I am working on an art installation with three spherical robots that are about 11 inches diameter each. The robots are coated with a 0.3-0.5 inch thick silicon “skin”. They emit colored lights for expressive/aesthetics patterns. We have been using an IMU for orientation but it is simply not reliable on the long run to get an abolute heading as it always ends up drifting (there is no way around it, we would need to get a higher-end IMU costing more than a thousand dollars each). For position in x-y space we currently use a UWB system which is relatively accurate (about 10 cm precision).
We tried many different things are have been unable to find any way to precisely measure the heading of each robot.
I believe it would be feasible to do so if we were able to accurately track infrared emitters coming from each robot, tracked by a ceiling IR camera. We could then equip each robot with two IR emitters each, one on each side of the shaft. By controlling when the robots send an IR signal and measuring the absolute x,y position of the IR signal, we would be able to infer the absolute orientation of each robot on the plane. Only problem I could see is that the IR light would get diffracted by the silicon.

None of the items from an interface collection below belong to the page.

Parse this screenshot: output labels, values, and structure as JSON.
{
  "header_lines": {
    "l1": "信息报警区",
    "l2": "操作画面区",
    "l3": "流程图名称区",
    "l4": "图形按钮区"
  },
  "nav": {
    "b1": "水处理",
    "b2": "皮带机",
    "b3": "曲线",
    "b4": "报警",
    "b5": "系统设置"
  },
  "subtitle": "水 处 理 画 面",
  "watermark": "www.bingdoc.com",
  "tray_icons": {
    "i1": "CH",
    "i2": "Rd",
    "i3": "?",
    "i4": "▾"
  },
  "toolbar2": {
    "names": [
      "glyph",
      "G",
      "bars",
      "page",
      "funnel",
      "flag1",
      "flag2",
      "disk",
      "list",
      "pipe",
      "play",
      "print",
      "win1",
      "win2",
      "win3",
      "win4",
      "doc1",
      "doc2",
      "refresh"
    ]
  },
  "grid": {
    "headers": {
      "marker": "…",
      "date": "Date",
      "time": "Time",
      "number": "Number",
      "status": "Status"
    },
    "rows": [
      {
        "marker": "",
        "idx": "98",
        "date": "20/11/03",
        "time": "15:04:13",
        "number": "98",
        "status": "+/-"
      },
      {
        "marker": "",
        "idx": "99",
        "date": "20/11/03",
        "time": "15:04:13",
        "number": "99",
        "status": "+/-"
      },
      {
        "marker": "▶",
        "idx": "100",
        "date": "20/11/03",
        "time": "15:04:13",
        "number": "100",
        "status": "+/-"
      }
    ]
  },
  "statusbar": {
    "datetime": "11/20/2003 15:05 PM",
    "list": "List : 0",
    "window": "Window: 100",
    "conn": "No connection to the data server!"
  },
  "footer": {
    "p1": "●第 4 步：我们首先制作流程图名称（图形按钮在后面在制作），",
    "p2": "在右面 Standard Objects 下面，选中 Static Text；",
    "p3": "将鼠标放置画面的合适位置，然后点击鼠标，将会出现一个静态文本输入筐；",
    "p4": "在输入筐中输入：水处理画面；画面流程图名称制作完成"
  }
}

I am wondering if there exists products that could directly support this kind of tracking and/or if by using different products (eg. one ceiling IR cam + some IR LEDs) I could implement this.